Problem statement
Look through the entries below. Report each line that has the word "username" in it.

:: Extracted records

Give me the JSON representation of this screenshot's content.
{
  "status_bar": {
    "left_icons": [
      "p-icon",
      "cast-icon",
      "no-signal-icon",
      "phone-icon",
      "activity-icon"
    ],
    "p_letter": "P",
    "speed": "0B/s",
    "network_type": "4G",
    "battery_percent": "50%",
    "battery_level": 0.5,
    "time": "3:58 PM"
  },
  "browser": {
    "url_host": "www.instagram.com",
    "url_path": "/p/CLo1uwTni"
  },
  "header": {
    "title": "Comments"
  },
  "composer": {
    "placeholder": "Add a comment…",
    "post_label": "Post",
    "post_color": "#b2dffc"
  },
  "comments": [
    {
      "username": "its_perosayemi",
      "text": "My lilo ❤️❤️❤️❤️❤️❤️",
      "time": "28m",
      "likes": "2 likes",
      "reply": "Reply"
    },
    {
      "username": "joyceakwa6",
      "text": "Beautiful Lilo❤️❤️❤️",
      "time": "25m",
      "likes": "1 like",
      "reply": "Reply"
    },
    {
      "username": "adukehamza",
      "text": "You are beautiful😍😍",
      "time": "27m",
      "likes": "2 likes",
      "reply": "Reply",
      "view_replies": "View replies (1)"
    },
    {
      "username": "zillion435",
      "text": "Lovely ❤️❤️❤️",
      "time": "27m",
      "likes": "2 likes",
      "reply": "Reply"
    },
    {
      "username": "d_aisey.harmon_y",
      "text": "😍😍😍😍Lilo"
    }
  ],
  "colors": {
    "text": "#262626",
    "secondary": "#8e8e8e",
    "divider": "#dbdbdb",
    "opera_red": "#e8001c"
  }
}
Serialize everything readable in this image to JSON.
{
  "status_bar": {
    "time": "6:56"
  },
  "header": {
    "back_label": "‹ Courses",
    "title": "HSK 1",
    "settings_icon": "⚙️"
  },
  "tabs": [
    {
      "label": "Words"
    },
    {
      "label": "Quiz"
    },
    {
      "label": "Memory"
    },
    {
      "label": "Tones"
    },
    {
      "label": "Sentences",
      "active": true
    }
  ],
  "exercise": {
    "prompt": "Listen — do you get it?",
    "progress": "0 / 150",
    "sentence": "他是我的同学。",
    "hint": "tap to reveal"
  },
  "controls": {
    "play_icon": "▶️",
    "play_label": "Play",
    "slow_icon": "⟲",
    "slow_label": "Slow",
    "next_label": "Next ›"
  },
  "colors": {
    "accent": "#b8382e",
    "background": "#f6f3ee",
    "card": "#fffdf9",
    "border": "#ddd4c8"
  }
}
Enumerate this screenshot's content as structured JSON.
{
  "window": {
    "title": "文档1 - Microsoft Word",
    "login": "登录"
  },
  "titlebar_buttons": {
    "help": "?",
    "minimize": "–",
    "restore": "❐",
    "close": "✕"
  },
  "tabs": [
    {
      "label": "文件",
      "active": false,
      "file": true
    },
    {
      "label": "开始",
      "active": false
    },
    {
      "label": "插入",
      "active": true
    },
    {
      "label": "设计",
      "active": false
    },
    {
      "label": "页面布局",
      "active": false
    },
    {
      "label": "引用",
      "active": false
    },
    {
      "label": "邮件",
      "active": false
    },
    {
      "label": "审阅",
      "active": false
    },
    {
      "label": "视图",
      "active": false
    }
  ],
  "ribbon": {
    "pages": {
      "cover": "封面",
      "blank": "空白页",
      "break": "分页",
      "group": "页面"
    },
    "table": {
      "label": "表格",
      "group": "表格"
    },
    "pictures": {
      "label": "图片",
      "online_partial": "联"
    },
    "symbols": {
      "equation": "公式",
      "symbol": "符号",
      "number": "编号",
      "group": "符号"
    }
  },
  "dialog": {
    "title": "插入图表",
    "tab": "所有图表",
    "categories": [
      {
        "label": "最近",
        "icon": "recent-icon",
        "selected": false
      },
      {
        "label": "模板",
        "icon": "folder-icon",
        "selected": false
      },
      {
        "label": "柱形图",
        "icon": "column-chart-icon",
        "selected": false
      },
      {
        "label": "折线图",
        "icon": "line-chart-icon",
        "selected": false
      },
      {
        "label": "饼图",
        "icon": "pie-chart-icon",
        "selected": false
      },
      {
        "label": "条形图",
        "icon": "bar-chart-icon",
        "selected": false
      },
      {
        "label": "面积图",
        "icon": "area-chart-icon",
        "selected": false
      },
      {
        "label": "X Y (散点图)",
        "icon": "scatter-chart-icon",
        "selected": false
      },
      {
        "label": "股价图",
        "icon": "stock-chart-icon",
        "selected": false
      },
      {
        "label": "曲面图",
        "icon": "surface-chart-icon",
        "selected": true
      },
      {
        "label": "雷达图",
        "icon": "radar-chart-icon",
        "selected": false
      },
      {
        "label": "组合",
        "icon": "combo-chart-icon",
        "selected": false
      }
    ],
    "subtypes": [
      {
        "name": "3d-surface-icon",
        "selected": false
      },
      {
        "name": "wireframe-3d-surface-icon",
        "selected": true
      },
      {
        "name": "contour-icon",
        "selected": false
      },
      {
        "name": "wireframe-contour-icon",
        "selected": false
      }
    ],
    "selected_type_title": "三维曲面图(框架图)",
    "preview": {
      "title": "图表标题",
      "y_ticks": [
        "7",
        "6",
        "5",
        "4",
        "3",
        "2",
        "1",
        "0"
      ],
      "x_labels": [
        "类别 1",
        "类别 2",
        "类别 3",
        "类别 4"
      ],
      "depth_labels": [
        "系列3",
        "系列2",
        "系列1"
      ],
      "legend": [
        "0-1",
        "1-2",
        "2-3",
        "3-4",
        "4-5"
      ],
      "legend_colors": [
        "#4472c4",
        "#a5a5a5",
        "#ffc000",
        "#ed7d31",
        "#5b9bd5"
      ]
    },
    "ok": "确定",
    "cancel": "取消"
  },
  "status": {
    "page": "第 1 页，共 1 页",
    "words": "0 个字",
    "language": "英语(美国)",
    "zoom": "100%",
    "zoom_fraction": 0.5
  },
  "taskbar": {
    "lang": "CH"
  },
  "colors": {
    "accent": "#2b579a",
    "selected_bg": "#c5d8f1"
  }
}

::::

Result below
      "username": "its_perosayemi",
      "username": "joyceakwa6",
      "username": "adukehamza",
      "username": "zillion435",
      "username": "d_aisey.harmon_y",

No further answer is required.